Only 18 of 100 students will graduate high school, enroll in post-secondary, complete that degree and immediately start work. It’s a number that business and education leaders said must change.
“It’s nowhere near the numbers we need in our pipeline,” Denver Metro Chamber President and CEO Kelly Brough told 650 business leaders today at its State of the City, presented by United Airlines. “We have to close that gap.”
Through partnership of the public and private sectors and an innovative initiative being supported by the Chamber and Mayor Michael B. Hancock, that change is possible.
That initiative is Prosperity Denver. It would fund scholarships and support services through a .08 percent sales tax increase – less than a penny on a $10 purchase. Those eligible (18 to 25-year-olds who hold a high school diploma or GED and have lived in the city for at least 36 months) would be reimbursed for their education, from certificates and apprenticeships to two and four-year, once they complete that education. Brough said this may be a model for how communities across the state can get more students to and through education.
“We all must be committed to our labor pipeline, creating that talent pipeline,” Hancock said. “We must ensure that kids today can fill those jobs that we’re preparing for tomorrow.”
That matters because by 2020, 74 percent of jobs in Colorado will require some post-secondary education.
“We will require the most educated workforce in the country because of the economy we are building,” Brough said. “We have a lot of work to get our kids there.”
She and a panel of business and education leaders shared their strategies for building that pipeline while also recognizing that 85 percent of jobs that will exist in 2030 haven’t even been invented yet.

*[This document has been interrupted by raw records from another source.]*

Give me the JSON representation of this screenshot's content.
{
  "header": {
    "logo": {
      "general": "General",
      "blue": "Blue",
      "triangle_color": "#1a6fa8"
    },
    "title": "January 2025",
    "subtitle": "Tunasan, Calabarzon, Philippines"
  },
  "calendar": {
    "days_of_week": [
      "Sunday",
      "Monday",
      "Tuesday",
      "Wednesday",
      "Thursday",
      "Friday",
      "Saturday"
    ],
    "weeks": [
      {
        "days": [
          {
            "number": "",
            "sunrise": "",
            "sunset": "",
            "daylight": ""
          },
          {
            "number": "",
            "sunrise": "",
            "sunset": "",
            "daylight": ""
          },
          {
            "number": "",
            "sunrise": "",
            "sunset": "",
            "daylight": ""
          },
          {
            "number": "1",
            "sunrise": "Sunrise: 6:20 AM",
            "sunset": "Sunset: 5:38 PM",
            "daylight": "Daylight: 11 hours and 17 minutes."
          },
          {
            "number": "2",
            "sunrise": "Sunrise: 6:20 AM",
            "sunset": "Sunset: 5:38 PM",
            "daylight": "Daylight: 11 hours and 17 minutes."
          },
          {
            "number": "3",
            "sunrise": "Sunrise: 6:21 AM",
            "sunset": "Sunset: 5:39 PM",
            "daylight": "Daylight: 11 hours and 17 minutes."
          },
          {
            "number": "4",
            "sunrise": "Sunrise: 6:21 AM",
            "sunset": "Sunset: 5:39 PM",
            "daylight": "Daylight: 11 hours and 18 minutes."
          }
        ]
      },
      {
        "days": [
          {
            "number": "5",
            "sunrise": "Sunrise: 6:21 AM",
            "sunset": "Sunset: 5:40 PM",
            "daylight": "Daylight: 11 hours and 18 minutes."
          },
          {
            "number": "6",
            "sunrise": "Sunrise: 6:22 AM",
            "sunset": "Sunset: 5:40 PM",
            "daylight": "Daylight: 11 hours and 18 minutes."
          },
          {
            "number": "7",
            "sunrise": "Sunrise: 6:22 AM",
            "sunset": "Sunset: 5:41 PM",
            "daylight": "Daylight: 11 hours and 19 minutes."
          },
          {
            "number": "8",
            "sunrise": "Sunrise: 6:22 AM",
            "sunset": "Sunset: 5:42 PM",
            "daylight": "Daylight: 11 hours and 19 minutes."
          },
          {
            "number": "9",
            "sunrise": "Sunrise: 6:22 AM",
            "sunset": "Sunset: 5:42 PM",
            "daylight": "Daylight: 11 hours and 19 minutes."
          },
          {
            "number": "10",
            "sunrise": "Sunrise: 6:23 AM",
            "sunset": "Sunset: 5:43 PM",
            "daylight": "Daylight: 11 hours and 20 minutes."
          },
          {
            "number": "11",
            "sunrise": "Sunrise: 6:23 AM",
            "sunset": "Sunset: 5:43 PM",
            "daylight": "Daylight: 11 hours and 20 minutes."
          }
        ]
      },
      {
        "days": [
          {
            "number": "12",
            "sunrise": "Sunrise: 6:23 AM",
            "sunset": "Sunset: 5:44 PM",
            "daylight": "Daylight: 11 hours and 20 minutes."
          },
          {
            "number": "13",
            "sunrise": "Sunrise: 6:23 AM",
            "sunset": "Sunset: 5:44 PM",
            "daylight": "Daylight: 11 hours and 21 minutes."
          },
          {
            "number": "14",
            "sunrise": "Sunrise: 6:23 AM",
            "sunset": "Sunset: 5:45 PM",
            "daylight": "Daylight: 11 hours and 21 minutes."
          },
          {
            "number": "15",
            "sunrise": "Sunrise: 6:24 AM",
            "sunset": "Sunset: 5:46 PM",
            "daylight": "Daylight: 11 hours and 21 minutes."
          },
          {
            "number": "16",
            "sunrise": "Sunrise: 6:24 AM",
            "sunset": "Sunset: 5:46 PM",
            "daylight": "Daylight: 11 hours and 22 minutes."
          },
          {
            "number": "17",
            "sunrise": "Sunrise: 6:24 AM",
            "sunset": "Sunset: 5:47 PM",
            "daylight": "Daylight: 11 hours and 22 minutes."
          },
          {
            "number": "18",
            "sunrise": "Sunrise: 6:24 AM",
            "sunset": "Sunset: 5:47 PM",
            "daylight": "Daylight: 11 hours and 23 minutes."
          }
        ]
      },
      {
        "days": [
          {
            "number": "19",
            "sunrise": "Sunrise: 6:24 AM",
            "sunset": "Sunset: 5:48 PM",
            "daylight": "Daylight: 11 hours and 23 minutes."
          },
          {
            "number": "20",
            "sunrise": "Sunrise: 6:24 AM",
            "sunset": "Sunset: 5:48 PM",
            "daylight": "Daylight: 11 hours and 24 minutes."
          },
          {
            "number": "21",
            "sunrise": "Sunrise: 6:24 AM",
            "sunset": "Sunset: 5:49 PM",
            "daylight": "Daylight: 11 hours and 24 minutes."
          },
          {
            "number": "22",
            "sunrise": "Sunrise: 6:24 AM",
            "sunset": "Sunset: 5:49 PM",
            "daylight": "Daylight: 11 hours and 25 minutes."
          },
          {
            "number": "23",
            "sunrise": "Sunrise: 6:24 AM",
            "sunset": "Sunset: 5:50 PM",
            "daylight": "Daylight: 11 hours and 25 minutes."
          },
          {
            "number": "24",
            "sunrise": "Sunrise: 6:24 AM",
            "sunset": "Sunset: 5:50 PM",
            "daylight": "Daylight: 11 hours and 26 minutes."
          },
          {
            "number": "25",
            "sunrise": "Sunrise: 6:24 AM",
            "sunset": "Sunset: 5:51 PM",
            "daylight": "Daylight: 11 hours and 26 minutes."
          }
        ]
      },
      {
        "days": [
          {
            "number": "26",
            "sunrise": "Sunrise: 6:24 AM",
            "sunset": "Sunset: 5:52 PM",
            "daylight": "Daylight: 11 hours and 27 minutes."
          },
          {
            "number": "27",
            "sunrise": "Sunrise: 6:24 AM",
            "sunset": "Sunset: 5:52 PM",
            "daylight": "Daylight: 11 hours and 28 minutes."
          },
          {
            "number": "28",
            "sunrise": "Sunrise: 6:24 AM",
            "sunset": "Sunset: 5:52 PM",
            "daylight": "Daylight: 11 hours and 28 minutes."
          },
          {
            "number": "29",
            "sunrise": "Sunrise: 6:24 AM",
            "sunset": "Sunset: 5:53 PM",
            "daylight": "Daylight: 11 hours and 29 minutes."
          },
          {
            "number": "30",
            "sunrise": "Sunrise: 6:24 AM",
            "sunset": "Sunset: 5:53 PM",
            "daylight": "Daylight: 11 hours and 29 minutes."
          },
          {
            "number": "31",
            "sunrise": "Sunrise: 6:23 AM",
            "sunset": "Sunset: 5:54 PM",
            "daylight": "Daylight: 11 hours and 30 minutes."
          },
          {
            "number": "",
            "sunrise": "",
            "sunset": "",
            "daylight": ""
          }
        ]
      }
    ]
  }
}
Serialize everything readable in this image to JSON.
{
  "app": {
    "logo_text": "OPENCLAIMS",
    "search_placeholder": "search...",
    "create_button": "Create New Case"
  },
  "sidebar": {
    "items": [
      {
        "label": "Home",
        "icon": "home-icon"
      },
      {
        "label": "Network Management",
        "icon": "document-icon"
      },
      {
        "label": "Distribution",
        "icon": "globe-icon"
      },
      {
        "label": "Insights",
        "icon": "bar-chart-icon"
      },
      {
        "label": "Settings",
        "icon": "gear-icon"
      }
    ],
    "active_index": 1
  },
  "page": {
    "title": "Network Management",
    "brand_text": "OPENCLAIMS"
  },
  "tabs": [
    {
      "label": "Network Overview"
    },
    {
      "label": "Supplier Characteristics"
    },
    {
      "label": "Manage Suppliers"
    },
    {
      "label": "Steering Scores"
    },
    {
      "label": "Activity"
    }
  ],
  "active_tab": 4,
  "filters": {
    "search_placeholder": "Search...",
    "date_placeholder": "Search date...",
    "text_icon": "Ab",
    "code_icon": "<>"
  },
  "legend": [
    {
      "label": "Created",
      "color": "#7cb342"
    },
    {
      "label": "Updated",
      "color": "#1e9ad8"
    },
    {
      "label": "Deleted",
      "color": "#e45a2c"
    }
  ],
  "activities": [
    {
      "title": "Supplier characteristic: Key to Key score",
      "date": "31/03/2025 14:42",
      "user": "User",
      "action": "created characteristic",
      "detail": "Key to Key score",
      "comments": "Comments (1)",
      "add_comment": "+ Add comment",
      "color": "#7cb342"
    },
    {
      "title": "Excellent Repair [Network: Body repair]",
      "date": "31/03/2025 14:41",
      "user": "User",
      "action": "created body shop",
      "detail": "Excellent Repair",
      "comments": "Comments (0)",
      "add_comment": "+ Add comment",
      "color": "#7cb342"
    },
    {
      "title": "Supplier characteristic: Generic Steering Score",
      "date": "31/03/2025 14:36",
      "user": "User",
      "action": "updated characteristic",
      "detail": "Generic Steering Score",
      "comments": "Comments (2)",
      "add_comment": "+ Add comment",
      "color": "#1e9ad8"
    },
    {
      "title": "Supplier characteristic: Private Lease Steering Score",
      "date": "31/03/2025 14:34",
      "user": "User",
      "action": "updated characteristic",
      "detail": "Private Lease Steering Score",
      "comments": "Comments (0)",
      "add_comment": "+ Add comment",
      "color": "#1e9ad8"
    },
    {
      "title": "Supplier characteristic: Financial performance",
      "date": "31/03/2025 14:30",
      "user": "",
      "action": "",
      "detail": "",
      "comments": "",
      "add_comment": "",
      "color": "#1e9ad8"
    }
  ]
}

Build a strong foundation. Because tech and AI are rapidly disrupting industries and jobs, Colorado Community College System President Joe Garcia cautioned on focusing too much on specific job skills and instead focusing on skills that will transfer in a knowledge-based economy. “We need to make sure we’re providing students with a foundational background,” he said, adding that building a career “takes a different kind of training” than finding a job.
Provide real-world experience. After traveling to Switzerland and Germany, Pinnacol Assurance President and CEO Phil Kalin was all-in on the apprenticeship model. The company has taken on 20 students who are learning all aspects of the business, from marketing to claims, thanks to a partnership with CareerWise Colorado. “This is not about doing good deeds in the community. This is about how we as business leaders work with schools,” Kalin said, adding that the goal is to bring on talent that not only gets their business but also their culture. “Hopefully they will become part of our business.”
Partner, partner, partner. There are a number of ways to partner, from businesses to other credentialing and training groups. The University of Colorado Denver, for example, provides 12 credit hours to students who have completed a program through Galvanize. “Every job is going to have a software component. Every employee needs to have those competencies,” said University of Colorado Denver Chancellor Dorothy Horrell. “We think that looking at these kinds of new programs … these kinds of credentials, how do we make them stackable?”
Scale up. While access to downtown businesses can be challenging, Aurora Public Schools has found success engaging local small business owners, said Superintendent Rico Munn. “For us it’s about accessibility and scalability,” he said, adding that their students all have a plan for their education and future goals.
Mayors Share State of the Region
Hancock and Golden Mayor Marjorie Sloan celebrated the accomplishments of the region but urged forward-thinking solutions for challenges ranging from affordable housing to transportation.
Sloan, who also chairs the Metro Mayors Caucus, applauded the Chamber’s work to address the state’s crumbling transportation system and urged others to join the Chamber and the mayors in supporting Let’s Go Colorado – an initiative that would fund state, local and multimodal transportation solutions through a .62 percent sales tax increase.
“In our region we’ve accomplished a great deal working together,” Sloan said. “Passage of this measure is critical make it easier to live, work and play in communities all across Colorado.”
Hancock celebrated gains made in the city after the recession. Since 2011, when he became mayor, 90,000 jobs and 6,600 new businesses have been created. And the city continues to focus on greater equity in access to great jobs, a strong talent pipeline, increasing woman and minority-owned businesses, affordable housing and focusing on mobility.
“It is time that we as a state get serious about our roads,” Hancock said.
Judge Gary Jackson Receives Monte Pascoe Award
Recognizing his leadership, work to improve the community and efforts to fight for justice and equal opportunity for all, Denver County Judge Gary Jackson was named the recipient of the Monte Pascoe Civic Leadership Award – the first jurist to receive the award.
Prior to taking the bench, Jackson practiced law for over 40 years. His practice included representing attorneys and judges in attorney regulation matters, employment litigation and complex personal injury litigation.
“It is a real thrill to receive this prestigious award,” Jackson said. “(Monte Pascoe) was such a remarkable man.”
Jackson noted Pascoe’s work to integrate Denver Public Schools and noted the collaboration required to create change: “Denver is a great city because we have worked together to make it a great city.”